It is kind of interesting, because if you take a random proof sheet of something you shot, you’re going to pick maybe two, three, the main one will stand out. But there’s thirty-six on there. There’s still thirty-three pictures no one’s ever seen. So it’s fun to go through that proof sheet now in retrospect, so I’ll have a few of those in the show. And even more on my Instagram.

One of the things we know from your history is that you began as a musician and began taking photos with no formal training, I was going to ask if there was anyone in your history that served as a mentor to you, maybe informally, that helped direct your development as an artist.

There was a fellow named Alan Davio. Who was a cinematographer. He worked for the director of E.T., what was his name again….


Yeah! Alan Davio was his cinematographer at that point. But he worked at the Studio City Camera Exchange for years before that. And he was a photographer and videographer. And he was a friend of mine and he would say “Focus, Henry, focus!” Make sure you’re sharp on every picture. Because focus is the one thing that you can’t change later. You can make it a little darker you can make it a little lighter, after you’ve taken it, but you can’t change the focus once you push the button.

I mean, no. I always say my training was the Kodak film box. The day we bought second hand cameras, we were on the road, and one of the guys said, “stop in the next drug store and I’ll buy film for everybody.” So I put the film in my camera and I say, boy, how do I set all these numbers? And my buddy Cyrus, who was in the group, says, “Well, look on the box.” And it says “Sunlight: 250 at 8.” Well, OK, there’s 250 and there’s 8, I can do that, let’s go out in the sunlight and try it out.

And that was my film school, I think really. The yellow Kodak film box that tells you how to set it for shade, how to set it for sunlight, I just did that. It worked out.

I was one of those musicians who lived up the hill in Laurel Canyon. So I knew everybody up there. I knew Mama Cass. I knew Steven Stills and David Crosby and Neil Young, they were all neighbors of mine. And so as a fellow musician, musicians hang out all the time, we all hung out, every day, every night, down at the Troubadour or wherever it was. So I started shooting pictures of my friends. Really for slide shows. We would have slide shows on the weekend and I would show pictures I had taken of my friends all week. And it got to be kind of a fun get together, and gradually people started using the pictures.

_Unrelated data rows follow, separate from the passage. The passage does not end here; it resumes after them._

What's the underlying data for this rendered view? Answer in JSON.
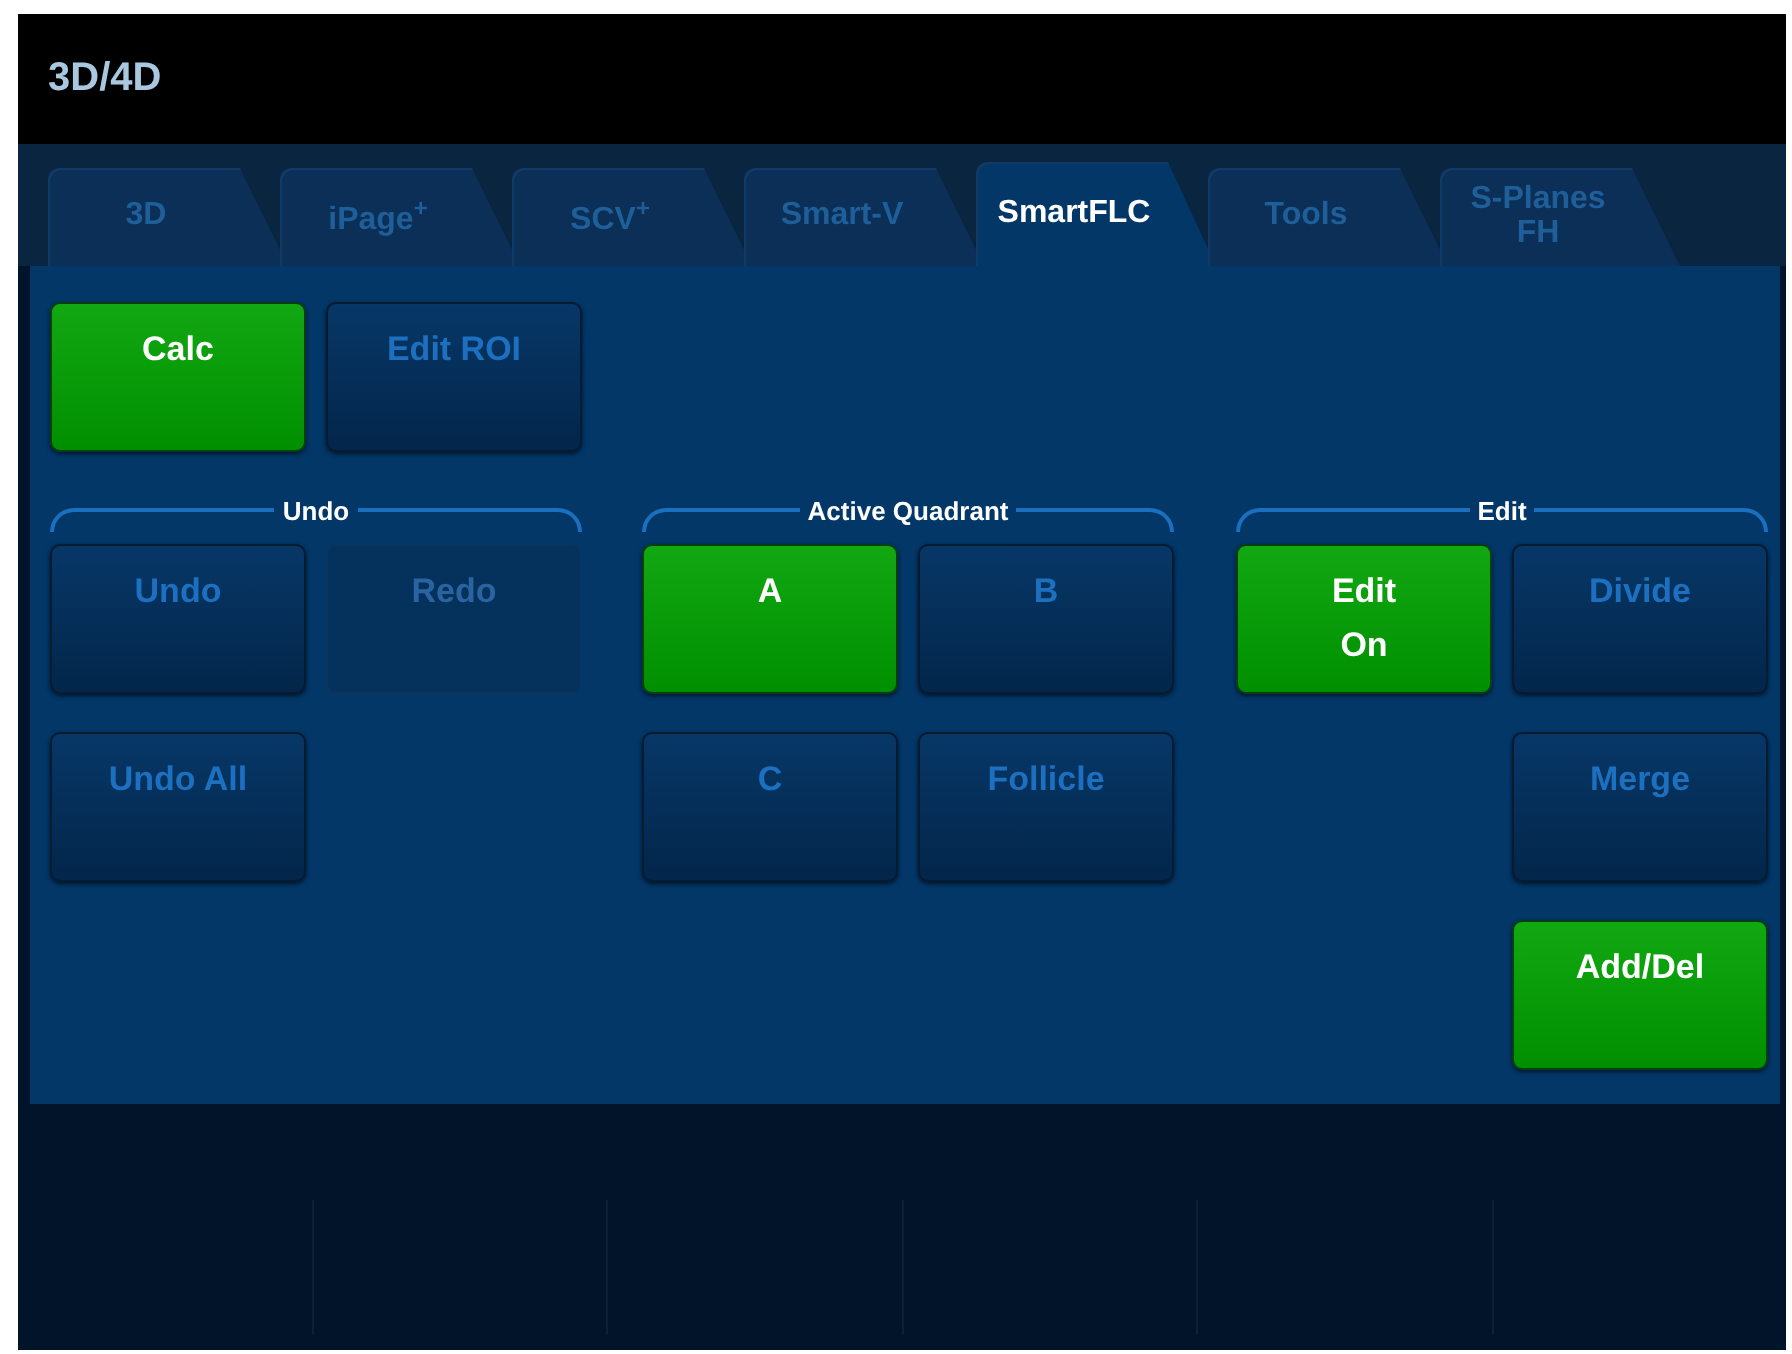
{
  "window": {
    "title": "3D/4D"
  },
  "tabs": [
    {
      "label": "3D",
      "selected": false
    },
    {
      "label": "iPage$^{+}$",
      "selected": false
    },
    {
      "label": "SCV$^{+}$",
      "selected": false
    },
    {
      "label": "Smart-V",
      "selected": false
    },
    {
      "label": "SmartFLC",
      "selected": true
    },
    {
      "label": "Tools",
      "selected": false
    },
    {
      "label": "S-Planes\nFH",
      "selected": false
    }
  ],
  "top_buttons": [
    {
      "label": "Calc",
      "on": true,
      "disabled": false
    },
    {
      "label": "Edit ROI",
      "on": false,
      "disabled": false
    }
  ],
  "groups": [
    {
      "title": "Undo",
      "items": [
        {
          "kind": "button",
          "label": "Undo",
          "on": false,
          "disabled": false
        },
        {
          "kind": "button",
          "label": "Redo",
          "on": false,
          "disabled": true
        },
        {
          "kind": "button",
          "label": "Undo All",
          "on": false,
          "disabled": false
        },
        {
          "kind": "spacer"
        }
      ]
    },
    {
      "title": "Active Quadrant",
      "items": [
        {
          "kind": "button",
          "label": "A",
          "on": true,
          "disabled": false
        },
        {
          "kind": "button",
          "label": "B",
          "on": false,
          "disabled": false
        },
        {
          "kind": "button",
          "label": "C",
          "on": false,
          "disabled": false
        },
        {
          "kind": "button",
          "label": "Follicle",
          "on": false,
          "disabled": false
        }
      ]
    },
    {
      "title": "Edit",
      "items": [
        {
          "kind": "button",
          "label": "Edit\nOn",
          "on": true,
          "disabled": false
        },
        {
          "kind": "button",
          "label": "Divide",
          "on": false,
          "disabled": false
        },
        {
          "kind": "spacer"
        },
        {
          "kind": "button",
          "label": "Merge",
          "on": false,
          "disabled": false
        },
        {
          "kind": "spacer"
        },
        {
          "kind": "button",
          "label": "Add/Del",
          "on": true,
          "disabled": false
        }
      ]
    }
  ]
}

And, one by one, they got famous, that was the main thing. Lucky… the right time, the right place, for no real reason, for no planned reason. I hadn’t planned to pick up a camera that day, at all. It was just a momentary thing. But you never know.

Where do you think the future of music photography is going?

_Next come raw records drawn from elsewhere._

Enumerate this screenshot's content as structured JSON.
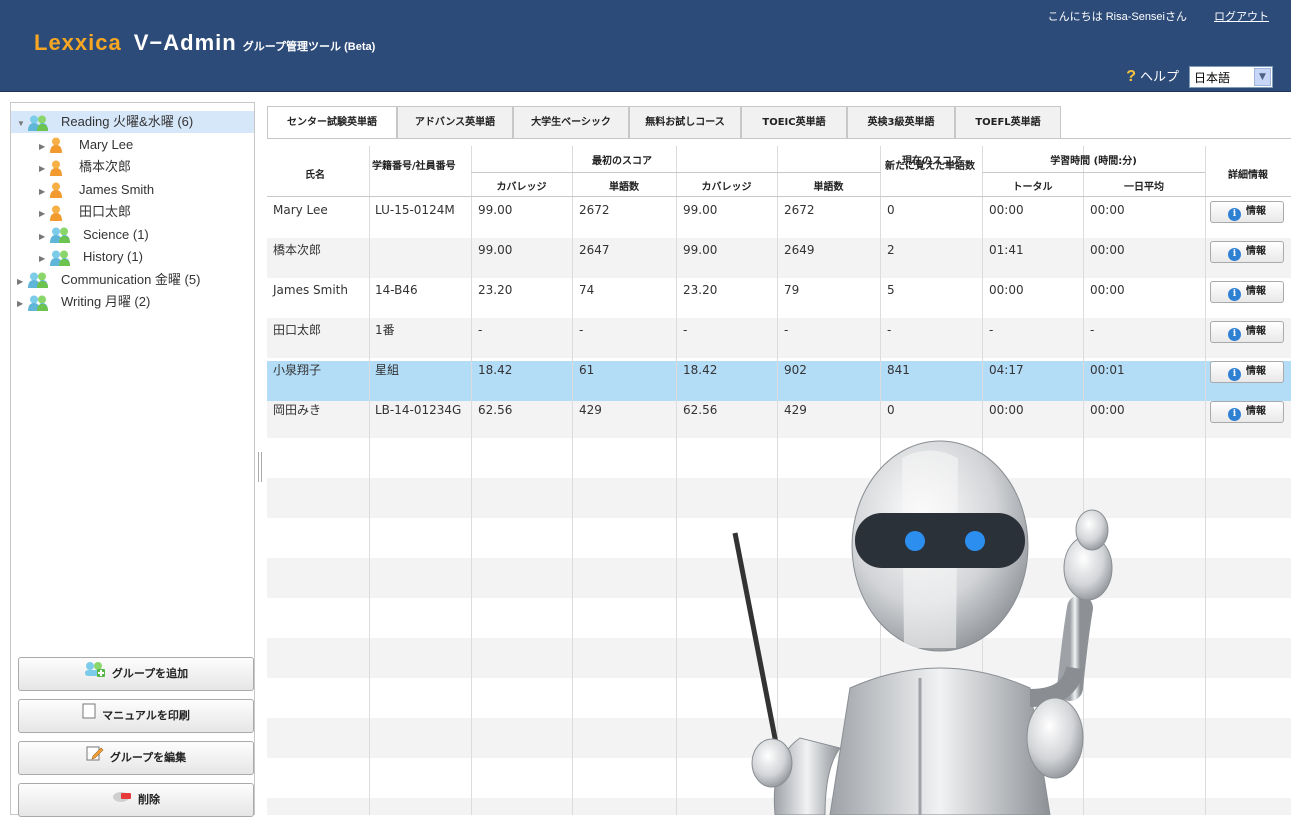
{
  "header": {
    "brand": "Lexxica",
    "product": "V−Admin",
    "tool": "グループ管理ツール (Beta)",
    "greeting": "こんにちは Risa-Senseiさん",
    "logout": "ログアウト",
    "help": "ヘルプ",
    "help_icon": "?",
    "language": "日本語"
  },
  "sidebar": {
    "tree": [
      {
        "label": "Reading 火曜&水曜 (6)",
        "type": "group",
        "level": 0,
        "expanded": true,
        "selected": true
      },
      {
        "label": "Mary Lee",
        "type": "user",
        "level": 1
      },
      {
        "label": "橋本次郎",
        "type": "user",
        "level": 1
      },
      {
        "label": "James Smith",
        "type": "user",
        "level": 1
      },
      {
        "label": "田口太郎",
        "type": "user",
        "level": 1
      },
      {
        "label": "Science (1)",
        "type": "group",
        "level": 1
      },
      {
        "label": "History (1)",
        "type": "group",
        "level": 1
      },
      {
        "label": "Communication 金曜 (5)",
        "type": "group",
        "level": 0
      },
      {
        "label": "Writing 月曜 (2)",
        "type": "group",
        "level": 0
      }
    ],
    "buttons": {
      "add_group": "グループを追加",
      "print_manual": "マニュアルを印刷",
      "edit_group": "グループを編集",
      "delete": "削除"
    }
  },
  "tabs": [
    "センター試験英単語",
    "アドバンス英単語",
    "大学生ベーシック",
    "無料お試しコース",
    "TOEIC英単語",
    "英検3級英単語",
    "TOEFL英単語"
  ],
  "active_tab": 0,
  "table": {
    "headers": {
      "name": "氏名",
      "id": "学籍番号/社員番号",
      "initial": "最初のスコア",
      "current": "現在のスコア",
      "coverage": "カバレッジ",
      "words": "単語数",
      "new_words": "新たに覚えた単語数",
      "study_time": "学習時間 (時間:分)",
      "total": "トータル",
      "daily": "一日平均",
      "details": "詳細情報"
    },
    "info_label": "情報",
    "rows": [
      {
        "name": "Mary Lee",
        "id": "LU-15-0124M",
        "init_cov": "99.00",
        "init_words": "2672",
        "cur_cov": "99.00",
        "cur_words": "2672",
        "new": "0",
        "total": "00:00",
        "daily": "00:00"
      },
      {
        "name": "橋本次郎",
        "id": "",
        "init_cov": "99.00",
        "init_words": "2647",
        "cur_cov": "99.00",
        "cur_words": "2649",
        "new": "2",
        "total": "01:41",
        "daily": "00:00"
      },
      {
        "name": "James Smith",
        "id": "14-B46",
        "init_cov": "23.20",
        "init_words": "74",
        "cur_cov": "23.20",
        "cur_words": "79",
        "new": "5",
        "total": "00:00",
        "daily": "00:00"
      },
      {
        "name": "田口太郎",
        "id": "1番",
        "init_cov": "-",
        "init_words": "-",
        "cur_cov": "-",
        "cur_words": "-",
        "new": "-",
        "total": "-",
        "daily": "-"
      },
      {
        "name": "小泉翔子",
        "id": "星組",
        "init_cov": "18.42",
        "init_words": "61",
        "cur_cov": "18.42",
        "cur_words": "902",
        "new": "841",
        "total": "04:17",
        "daily": "00:01",
        "selected": true
      },
      {
        "name": "岡田みき",
        "id": "LB-14-01234G",
        "init_cov": "62.56",
        "init_words": "429",
        "cur_cov": "62.56",
        "cur_words": "429",
        "new": "0",
        "total": "00:00",
        "daily": "00:00"
      }
    ]
  },
  "colors": {
    "header_bg": "#2d4b79",
    "brand": "#f6a623",
    "selected_row": "#b3dcf7",
    "selected_tree": "#d7e7fa"
  }
}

Well there’s always going to be music, right? I mean, we have five senses through which we see and touch and know the world, and the two biggest ones are seeing and hearing. I mean, we also smell and touch and taste, but, all day long we’re seeing and hearing, and music is such a big part of our lives. So of course we’ll always have music and musicians, and as long as we do, I should think people will be taking pictures, and videos, films, whatever. I mean it might be a little more electronic, digital now as opposed to film. But I think as long as there’s people making music, people are going to want to know those people, kind of have a vision of who they are. And so the photographers will provide that. I suspect that will probably continue going on. Who know what the future’s going to bring. (Laughter).

Be Mused is on display at Morrison Hotel Gallery, located in The Sunset Marquis at 1200 Alta Loma Rd, West Hollywood, CA, through November 20. 

This entry was posted in Art, Books, Events, Music. Bookmark the permalink.

Leave a Reply